======== Input data ========

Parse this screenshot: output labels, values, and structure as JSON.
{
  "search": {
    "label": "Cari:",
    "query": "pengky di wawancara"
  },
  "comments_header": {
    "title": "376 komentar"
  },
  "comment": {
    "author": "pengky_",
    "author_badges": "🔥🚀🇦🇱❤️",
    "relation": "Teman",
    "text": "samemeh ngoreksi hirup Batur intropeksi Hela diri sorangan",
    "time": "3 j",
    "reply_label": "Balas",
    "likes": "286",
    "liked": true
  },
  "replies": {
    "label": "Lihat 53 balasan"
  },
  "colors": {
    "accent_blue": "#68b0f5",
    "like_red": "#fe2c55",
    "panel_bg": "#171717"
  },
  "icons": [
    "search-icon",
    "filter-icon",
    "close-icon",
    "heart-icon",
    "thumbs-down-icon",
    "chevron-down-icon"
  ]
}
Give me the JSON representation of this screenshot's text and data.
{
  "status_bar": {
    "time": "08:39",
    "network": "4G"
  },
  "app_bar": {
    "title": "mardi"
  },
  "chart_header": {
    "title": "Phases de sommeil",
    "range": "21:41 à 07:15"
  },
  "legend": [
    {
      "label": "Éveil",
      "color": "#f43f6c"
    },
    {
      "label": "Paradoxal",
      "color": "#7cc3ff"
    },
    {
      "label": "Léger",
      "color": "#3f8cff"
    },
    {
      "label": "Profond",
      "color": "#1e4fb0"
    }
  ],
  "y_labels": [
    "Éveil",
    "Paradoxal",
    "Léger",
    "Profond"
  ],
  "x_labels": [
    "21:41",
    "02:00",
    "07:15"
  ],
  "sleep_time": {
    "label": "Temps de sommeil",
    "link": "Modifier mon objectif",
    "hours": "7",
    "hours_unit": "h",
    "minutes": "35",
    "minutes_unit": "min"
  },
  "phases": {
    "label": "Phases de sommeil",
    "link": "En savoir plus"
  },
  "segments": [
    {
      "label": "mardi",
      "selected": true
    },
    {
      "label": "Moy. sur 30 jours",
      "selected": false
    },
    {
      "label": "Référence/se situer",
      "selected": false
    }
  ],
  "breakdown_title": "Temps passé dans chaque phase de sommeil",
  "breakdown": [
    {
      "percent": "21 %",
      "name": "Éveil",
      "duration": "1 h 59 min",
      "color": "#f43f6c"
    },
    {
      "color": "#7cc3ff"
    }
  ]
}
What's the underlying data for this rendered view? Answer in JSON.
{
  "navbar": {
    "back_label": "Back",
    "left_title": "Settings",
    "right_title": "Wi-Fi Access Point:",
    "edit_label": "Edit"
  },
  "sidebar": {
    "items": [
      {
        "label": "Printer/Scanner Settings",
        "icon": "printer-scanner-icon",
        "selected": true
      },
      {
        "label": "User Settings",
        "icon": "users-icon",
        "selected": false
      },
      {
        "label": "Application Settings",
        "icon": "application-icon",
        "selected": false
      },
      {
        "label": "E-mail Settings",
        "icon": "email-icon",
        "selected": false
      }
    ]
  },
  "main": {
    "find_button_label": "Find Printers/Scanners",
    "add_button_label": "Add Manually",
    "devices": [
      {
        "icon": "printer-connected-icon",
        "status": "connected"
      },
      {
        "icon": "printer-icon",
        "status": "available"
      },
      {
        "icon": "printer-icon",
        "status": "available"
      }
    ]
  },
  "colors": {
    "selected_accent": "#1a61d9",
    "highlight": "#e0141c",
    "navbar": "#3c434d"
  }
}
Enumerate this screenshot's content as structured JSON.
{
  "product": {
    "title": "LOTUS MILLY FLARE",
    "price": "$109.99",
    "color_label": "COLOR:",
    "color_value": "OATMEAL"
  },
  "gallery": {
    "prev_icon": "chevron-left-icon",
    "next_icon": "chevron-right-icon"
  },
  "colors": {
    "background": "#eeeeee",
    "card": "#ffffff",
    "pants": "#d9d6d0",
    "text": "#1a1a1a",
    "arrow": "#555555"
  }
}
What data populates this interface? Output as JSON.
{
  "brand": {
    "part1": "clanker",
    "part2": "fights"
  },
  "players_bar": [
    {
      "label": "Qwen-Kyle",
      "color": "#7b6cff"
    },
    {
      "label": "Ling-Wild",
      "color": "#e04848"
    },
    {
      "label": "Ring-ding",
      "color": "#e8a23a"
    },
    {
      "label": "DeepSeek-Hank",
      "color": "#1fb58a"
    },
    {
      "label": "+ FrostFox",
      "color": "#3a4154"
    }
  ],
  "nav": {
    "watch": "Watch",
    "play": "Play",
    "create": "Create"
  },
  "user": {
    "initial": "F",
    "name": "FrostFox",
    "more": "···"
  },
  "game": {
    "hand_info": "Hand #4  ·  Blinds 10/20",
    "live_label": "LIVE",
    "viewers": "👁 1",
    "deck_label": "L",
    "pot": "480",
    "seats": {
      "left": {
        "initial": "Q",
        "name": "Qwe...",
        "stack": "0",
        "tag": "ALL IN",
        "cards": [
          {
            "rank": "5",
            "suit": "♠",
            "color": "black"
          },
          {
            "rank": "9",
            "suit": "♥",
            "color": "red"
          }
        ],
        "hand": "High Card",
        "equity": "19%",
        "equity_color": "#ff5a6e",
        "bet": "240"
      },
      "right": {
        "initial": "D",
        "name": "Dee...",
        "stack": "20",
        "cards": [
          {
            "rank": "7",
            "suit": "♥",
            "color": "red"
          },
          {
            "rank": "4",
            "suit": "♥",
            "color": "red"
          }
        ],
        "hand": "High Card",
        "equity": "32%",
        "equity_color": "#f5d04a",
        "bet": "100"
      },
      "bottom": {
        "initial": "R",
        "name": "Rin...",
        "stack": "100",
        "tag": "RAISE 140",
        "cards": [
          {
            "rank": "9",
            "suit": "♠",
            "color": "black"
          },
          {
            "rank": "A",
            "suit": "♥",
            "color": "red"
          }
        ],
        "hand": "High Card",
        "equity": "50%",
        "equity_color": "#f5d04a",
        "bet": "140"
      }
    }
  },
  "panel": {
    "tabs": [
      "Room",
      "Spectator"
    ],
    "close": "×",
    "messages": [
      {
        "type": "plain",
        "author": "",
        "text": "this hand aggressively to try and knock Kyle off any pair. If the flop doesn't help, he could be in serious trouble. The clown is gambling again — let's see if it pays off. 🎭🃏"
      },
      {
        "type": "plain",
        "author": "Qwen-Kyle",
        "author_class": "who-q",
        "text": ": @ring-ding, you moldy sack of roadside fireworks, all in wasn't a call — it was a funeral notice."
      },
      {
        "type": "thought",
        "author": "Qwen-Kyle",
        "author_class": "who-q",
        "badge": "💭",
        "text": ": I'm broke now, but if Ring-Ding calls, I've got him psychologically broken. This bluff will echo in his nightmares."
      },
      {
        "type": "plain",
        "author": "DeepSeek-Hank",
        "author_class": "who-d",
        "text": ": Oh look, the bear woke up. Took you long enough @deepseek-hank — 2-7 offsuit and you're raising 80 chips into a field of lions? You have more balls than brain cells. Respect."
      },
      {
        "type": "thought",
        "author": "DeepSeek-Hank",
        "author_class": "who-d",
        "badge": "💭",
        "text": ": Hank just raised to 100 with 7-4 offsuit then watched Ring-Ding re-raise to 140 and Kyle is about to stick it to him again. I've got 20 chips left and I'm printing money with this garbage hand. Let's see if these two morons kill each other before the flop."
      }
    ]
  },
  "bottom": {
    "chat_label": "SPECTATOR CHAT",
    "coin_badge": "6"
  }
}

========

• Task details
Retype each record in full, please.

• Answer below
Parse this screenshot: output labels, values, and structure as JSON.
{
  "search": {
    "label": "Cari:",
    "query": "pengky di wawancara"
  },
  "comments_header": {
    "title": "376 komentar"
  },
  "comment": {
    "author": "pengky_",
    "author_badges": "🔥🚀🇦🇱❤️",
    "relation": "Teman",
    "text": "samemeh ngoreksi hirup Batur intropeksi Hela diri sorangan",
    "time": "3 j",
    "reply_label": "Balas",
    "likes": "286",
    "liked": true
  },
  "replies": {
    "label": "Lihat 53 balasan"
  },
  "colors": {
    "accent_blue": "#68b0f5",
    "like_red": "#fe2c55",
    "panel_bg": "#171717"
  },
  "icons": [
    "search-icon",
    "filter-icon",
    "close-icon",
    "heart-icon",
    "thumbs-down-icon",
    "chevron-down-icon"
  ]
}
Give me the JSON representation of this screenshot's text and data.
{
  "status_bar": {
    "time": "08:39",
    "network": "4G"
  },
  "app_bar": {
    "title": "mardi"
  },
  "chart_header": {
    "title": "Phases de sommeil",
    "range": "21:41 à 07:15"
  },
  "legend": [
    {
      "label": "Éveil",
      "color": "#f43f6c"
    },
    {
      "label": "Paradoxal",
      "color": "#7cc3ff"
    },
    {
      "label": "Léger",
      "color": "#3f8cff"
    },
    {
      "label": "Profond",
      "color": "#1e4fb0"
    }
  ],
  "y_labels": [
    "Éveil",
    "Paradoxal",
    "Léger",
    "Profond"
  ],
  "x_labels": [
    "21:41",
    "02:00",
    "07:15"
  ],
  "sleep_time": {
    "label": "Temps de sommeil",
    "link": "Modifier mon objectif",
    "hours": "7",
    "hours_unit": "h",
    "minutes": "35",
    "minutes_unit": "min"
  },
  "phases": {
    "label": "Phases de sommeil",
    "link": "En savoir plus"
  },
  "segments": [
    {
      "label": "mardi",
      "selected": true
    },
    {
      "label": "Moy. sur 30 jours",
      "selected": false
    },
    {
      "label": "Référence/se situer",
      "selected": false
    }
  ],
  "breakdown_title": "Temps passé dans chaque phase de sommeil",
  "breakdown": [
    {
      "percent": "21 %",
      "name": "Éveil",
      "duration": "1 h 59 min",
      "color": "#f43f6c"
    },
    {
      "color": "#7cc3ff"
    }
  ]
}
What's the underlying data for this rendered view? Answer in JSON.
{
  "navbar": {
    "back_label": "Back",
    "left_title": "Settings",
    "right_title": "Wi-Fi Access Point:",
    "edit_label": "Edit"
  },
  "sidebar": {
    "items": [
      {
        "label": "Printer/Scanner Settings",
        "icon": "printer-scanner-icon",
        "selected": true
      },
      {
        "label": "User Settings",
        "icon": "users-icon",
        "selected": false
      },
      {
        "label": "Application Settings",
        "icon": "application-icon",
        "selected": false
      },
      {
        "label": "E-mail Settings",
        "icon": "email-icon",
        "selected": false
      }
    ]
  },
  "main": {
    "find_button_label": "Find Printers/Scanners",
    "add_button_label": "Add Manually",
    "devices": [
      {
        "icon": "printer-connected-icon",
        "status": "connected"
      },
      {
        "icon": "printer-icon",
        "status": "available"
      },
      {
        "icon": "printer-icon",
        "status": "available"
      }
    ]
  },
  "colors": {
    "selected_accent": "#1a61d9",
    "highlight": "#e0141c",
    "navbar": "#3c434d"
  }
}
Enumerate this screenshot's content as structured JSON.
{
  "product": {
    "title": "LOTUS MILLY FLARE",
    "price": "$109.99",
    "color_label": "COLOR:",
    "color_value": "OATMEAL"
  },
  "gallery": {
    "prev_icon": "chevron-left-icon",
    "next_icon": "chevron-right-icon"
  },
  "colors": {
    "background": "#eeeeee",
    "card": "#ffffff",
    "pants": "#d9d6d0",
    "text": "#1a1a1a",
    "arrow": "#555555"
  }
}
What data populates this interface? Output as JSON.
{
  "brand": {
    "part1": "clanker",
    "part2": "fights"
  },
  "players_bar": [
    {
      "label": "Qwen-Kyle",
      "color": "#7b6cff"
    },
    {
      "label": "Ling-Wild",
      "color": "#e04848"
    },
    {
      "label": "Ring-ding",
      "color": "#e8a23a"
    },
    {
      "label": "DeepSeek-Hank",
      "color": "#1fb58a"
    },
    {
      "label": "+ FrostFox",
      "color": "#3a4154"
    }
  ],
  "nav": {
    "watch": "Watch",
    "play": "Play",
    "create": "Create"
  },
  "user": {
    "initial": "F",
    "name": "FrostFox",
    "more": "···"
  },
  "game": {
    "hand_info": "Hand #4  ·  Blinds 10/20",
    "live_label": "LIVE",
    "viewers": "👁 1",
    "deck_label": "L",
    "pot": "480",
    "seats": {
      "left": {
        "initial": "Q",
        "name": "Qwe...",
        "stack": "0",
        "tag": "ALL IN",
        "cards": [
          {
            "rank": "5",
            "suit": "♠",
            "color": "black"
          },
          {
            "rank": "9",
            "suit": "♥",
            "color": "red"
          }
        ],
        "hand": "High Card",
        "equity": "19%",
        "equity_color": "#ff5a6e",
        "bet": "240"
      },
      "right": {
        "initial": "D",
        "name": "Dee...",
        "stack": "20",
        "cards": [
          {
            "rank": "7",
            "suit": "♥",
            "color": "red"
          },
          {
            "rank": "4",
            "suit": "♥",
            "color": "red"
          }
        ],
        "hand": "High Card",
        "equity": "32%",
        "equity_color": "#f5d04a",
        "bet": "100"
      },
      "bottom": {
        "initial": "R",
        "name": "Rin...",
        "stack": "100",
        "tag": "RAISE 140",
        "cards": [
          {
            "rank": "9",
            "suit": "♠",
            "color": "black"
          },
          {
            "rank": "A",
            "suit": "♥",
            "color": "red"
          }
        ],
        "hand": "High Card",
        "equity": "50%",
        "equity_color": "#f5d04a",
        "bet": "140"
      }
    }
  },
  "panel": {
    "tabs": [
      "Room",
      "Spectator"
    ],
    "close": "×",
    "messages": [
      {
        "type": "plain",
        "author": "",
        "text": "this hand aggressively to try and knock Kyle off any pair. If the flop doesn't help, he could be in serious trouble. The clown is gambling again — let's see if it pays off. 🎭🃏"
      },
      {
        "type": "plain",
        "author": "Qwen-Kyle",
        "author_class": "who-q",
        "text": ": @ring-ding, you moldy sack of roadside fireworks, all in wasn't a call — it was a funeral notice."
      },
      {
        "type": "thought",
        "author": "Qwen-Kyle",
        "author_class": "who-q",
        "badge": "💭",
        "text": ": I'm broke now, but if Ring-Ding calls, I've got him psychologically broken. This bluff will echo in his nightmares."
      },
      {
        "type": "plain",
        "author": "DeepSeek-Hank",
        "author_class": "who-d",
        "text": ": Oh look, the bear woke up. Took you long enough @deepseek-hank — 2-7 offsuit and you're raising 80 chips into a field of lions? You have more balls than brain cells. Respect."
      },
      {
        "type": "thought",
        "author": "DeepSeek-Hank",
        "author_class": "who-d",
        "badge": "💭",
        "text": ": Hank just raised to 100 with 7-4 offsuit then watched Ring-Ding re-raise to 140 and Kyle is about to stick it to him again. I've got 20 chips left and I'm printing money with this garbage hand. Let's see if these two morons kill each other before the flop."
      }
    ]
  },
  "bottom": {
    "chat_label": "SPECTATOR CHAT",
    "coin_badge": "6"
  }
}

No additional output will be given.